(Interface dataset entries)
·····

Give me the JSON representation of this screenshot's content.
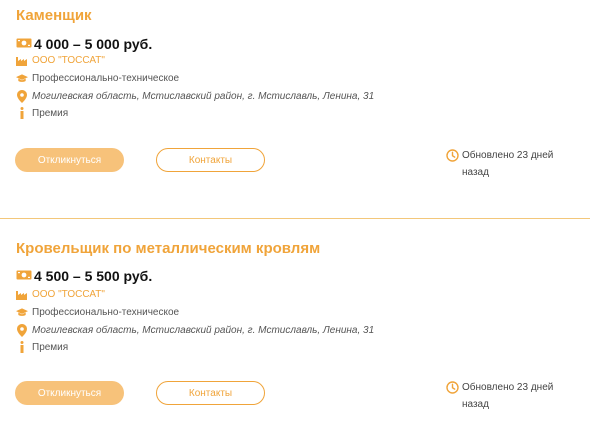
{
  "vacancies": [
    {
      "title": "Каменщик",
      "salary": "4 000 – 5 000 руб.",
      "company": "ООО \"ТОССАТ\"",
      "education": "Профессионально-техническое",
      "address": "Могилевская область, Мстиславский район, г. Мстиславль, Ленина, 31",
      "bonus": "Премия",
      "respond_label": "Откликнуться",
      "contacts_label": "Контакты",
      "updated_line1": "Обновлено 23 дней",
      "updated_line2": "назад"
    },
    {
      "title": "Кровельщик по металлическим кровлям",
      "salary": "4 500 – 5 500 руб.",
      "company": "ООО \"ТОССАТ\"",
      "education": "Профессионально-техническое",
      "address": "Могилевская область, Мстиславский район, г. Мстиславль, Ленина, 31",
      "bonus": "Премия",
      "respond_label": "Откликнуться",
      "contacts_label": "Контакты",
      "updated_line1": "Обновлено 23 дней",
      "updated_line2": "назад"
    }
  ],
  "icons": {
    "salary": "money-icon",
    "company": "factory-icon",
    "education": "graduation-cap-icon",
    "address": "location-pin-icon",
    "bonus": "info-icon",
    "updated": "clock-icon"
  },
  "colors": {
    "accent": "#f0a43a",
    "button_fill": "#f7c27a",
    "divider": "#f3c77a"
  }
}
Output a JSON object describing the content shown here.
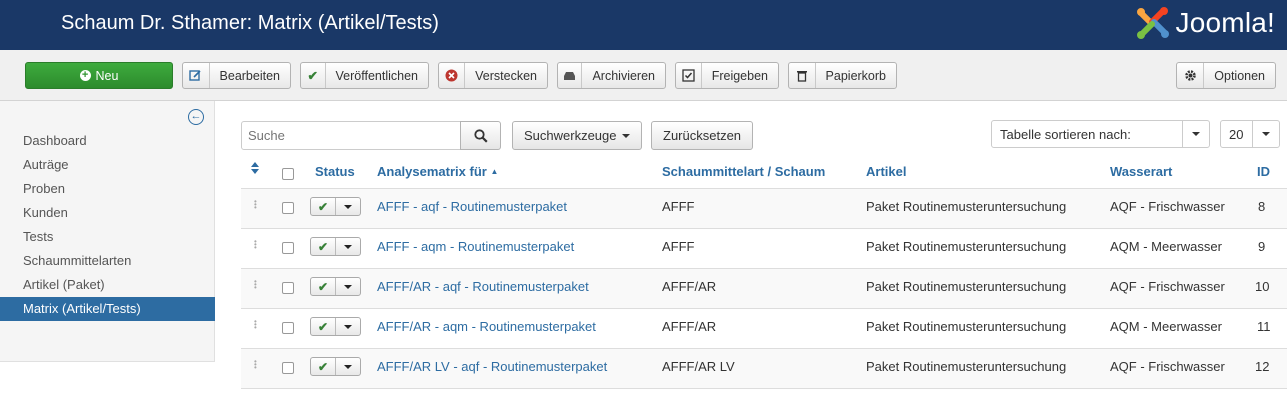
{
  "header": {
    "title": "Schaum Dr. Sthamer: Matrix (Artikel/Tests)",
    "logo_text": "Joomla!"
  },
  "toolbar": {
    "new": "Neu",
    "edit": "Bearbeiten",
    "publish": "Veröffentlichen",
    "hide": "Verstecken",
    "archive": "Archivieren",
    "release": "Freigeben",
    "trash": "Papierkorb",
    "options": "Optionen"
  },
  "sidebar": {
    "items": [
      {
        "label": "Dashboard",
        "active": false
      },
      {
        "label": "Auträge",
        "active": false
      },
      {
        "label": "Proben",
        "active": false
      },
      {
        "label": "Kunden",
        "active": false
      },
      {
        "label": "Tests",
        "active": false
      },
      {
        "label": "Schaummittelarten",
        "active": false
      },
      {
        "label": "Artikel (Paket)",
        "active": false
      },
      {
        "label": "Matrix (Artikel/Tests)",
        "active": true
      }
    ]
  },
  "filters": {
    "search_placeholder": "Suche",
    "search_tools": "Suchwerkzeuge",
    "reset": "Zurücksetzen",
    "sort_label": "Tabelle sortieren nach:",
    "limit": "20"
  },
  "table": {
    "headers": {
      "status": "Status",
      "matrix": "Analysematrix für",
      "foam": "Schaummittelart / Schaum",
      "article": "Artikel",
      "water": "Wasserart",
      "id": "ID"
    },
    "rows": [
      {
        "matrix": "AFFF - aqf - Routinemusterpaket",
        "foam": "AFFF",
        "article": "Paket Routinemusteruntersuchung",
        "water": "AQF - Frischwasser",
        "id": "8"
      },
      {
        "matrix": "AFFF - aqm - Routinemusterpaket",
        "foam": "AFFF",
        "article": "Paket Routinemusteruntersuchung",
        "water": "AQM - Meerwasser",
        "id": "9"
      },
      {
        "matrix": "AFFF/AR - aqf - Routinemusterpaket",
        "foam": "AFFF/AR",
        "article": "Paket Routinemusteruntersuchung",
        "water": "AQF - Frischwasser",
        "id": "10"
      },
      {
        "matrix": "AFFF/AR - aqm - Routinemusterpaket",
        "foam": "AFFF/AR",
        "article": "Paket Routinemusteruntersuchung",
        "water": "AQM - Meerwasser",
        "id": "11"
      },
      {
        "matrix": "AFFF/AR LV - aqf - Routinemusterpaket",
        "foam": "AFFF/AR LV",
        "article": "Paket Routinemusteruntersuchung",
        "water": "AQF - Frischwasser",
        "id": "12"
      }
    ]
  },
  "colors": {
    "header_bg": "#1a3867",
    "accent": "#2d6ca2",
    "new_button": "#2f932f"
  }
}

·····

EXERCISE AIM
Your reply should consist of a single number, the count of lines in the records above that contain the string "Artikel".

ANSWER SECTION
4